Since I joined The Lab nearly two years ago, I have been keen to try out and experiment with iterative learning processes such as Lean UX and Design Thinking.
One of these processes is called a Design Sprint, originally used at Google Ventures. The Design Sprint process follows a collaborative 5 day sprint with a co-located team.
For the Design Sprint which I ran in The Lab, I generated the Design Sprint Plan pictured below. The aim was to help the people on the sprint and in the workshops understand what will be happening on each day through out the week, and it worked.
On the plan there are big arrows which hold the post-it note tasks for each day. The circles at the base are for the people who are on the sprint each day and the two half circles off to the right, are for the outcomes of the sprint, primary and secondary.
I posted this photo up on my @jezsherwin twitter account and it is now in O’Reilly’s new Design Sprint book, which is a great book and a must have if your thinking of running a Design Sprint.
5 Day Design Sprint
Last year I was walking through a book shop and this book jumped out at me, maybe it was the title ‘Clicking’ or the impact of the bold graphic cover, whatever it was I ended up getting it.
The book Clicking was about how and why some people click. The book talked through different scenarios, such as hostage situations, sharing interests and even sharing DNA patterns such as thumb prints, all very interesting.
After reading this book one thing really stuck in my mind, a story about computer user testing, it went something like this…
Tests were done with two sets of people group A and group B
Group A where asked to use a computer that was running slow and struggling with an standard user error messaging, then the users were asked “how does this computer make you feel?”, key emotions such as frustrated, annoyed and even angry.

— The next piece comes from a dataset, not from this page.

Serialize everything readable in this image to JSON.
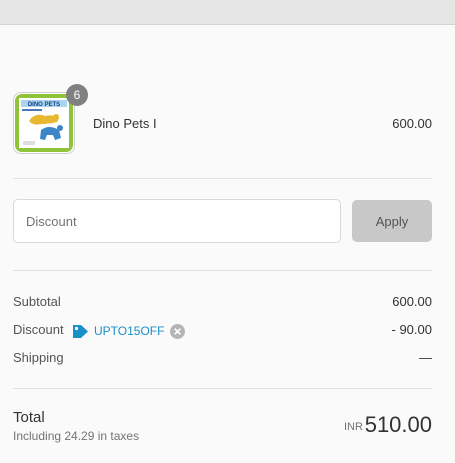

Group B were given the same struggling computer, but this time the computer communicated to the user how it feeling, it said something along the lines of “I know you want me to run faster, but I am really struggling at the moment, I’m so sorry if I could go faster I would etc.”.
This time, the results were totally different, the computer had created empathy, this empathy left the users feeling calmer and some even felt sorry for the computer.
So this left me thinking, as UX designers are we really clicking with these powerful human traits?
Encouraged by her sister, my wife ordered the weekly shop online for the first time last week. She seemed to get frustrate at certain points asking for help, but in the end she completed the order and set the delivery for Thursday.
Job done, now all she had to do is to sit back and wait for the nock on the door.
When the order arrived, she was quiet shocked to see the size and quantity of some items she had ordered:
- 3 large broccoli trees enough to do a Sunday roast for the hole extended family
- 2 big boxes of size 4 nappies, only hope my son doesn’t grow over the next 2 months
- 3 big pieces of ginger which should last us till Christmas as my wife doesn’t really like ginger
- 2 packets of grapes, this was a results as the kids love grapes
- 2 packets of large apples when normally we would get the small ones for the kids
- A great big bag of basmati rice
- Well you get the picture…
Over ordering on your first shop seems to be pretty common practise with the people I have talked to. A chap at work ended up with two big carrier bags of aubergines. Even the delivery man said “you seem to like a lot of broccoli in your family? Don’t worry I made the same mistake on my first order”
So is this poor UX Design or master plan to make more sales?
Whichever it is, it is a learning curve, for the new weekly online shoppers.
Why Design For Feedback (DFF), why not design to finish, it needs to be finished sometime?
When I first arrived at my current employers, I found some digital designers would pick up a design project at the beginning of the sprint and demo it at the end of the sprint to the product owner. I remember seeing one piece of design work being finish and demoed three times in a row. This meant that three weeks later the designers and product owner were getting frustrated with the lack of progress.
Design for feedback was the key, using white board rapid sketching we created a visual conversation with the product owner. This allowed both the Agile team (Dev, Design, IA etc) and product owner (client) the opportunity to build up a conversation around the problems, the solutions were discussed and visualised through rapid sketching on the whiteboard.
Capturing the white board scamps, we then started creating low fi designs, with the aim of discussing the evolving designs every 2-3 hours.
Remembering that we were still designing for feedback we took out the unneeded complicated design elements and the Design For Feedback process evolved from low fi designs to polished ideas.
This constant Design For Feedback process kept evolving far after the site pages went into user testing and then live. Every day the pages were live they were giving valuable user insight back into the evolution of the living pages.
In a nutshell Design For Feedback added value by improving communications and speed, whilst reducing design waist.
Also see continues delivery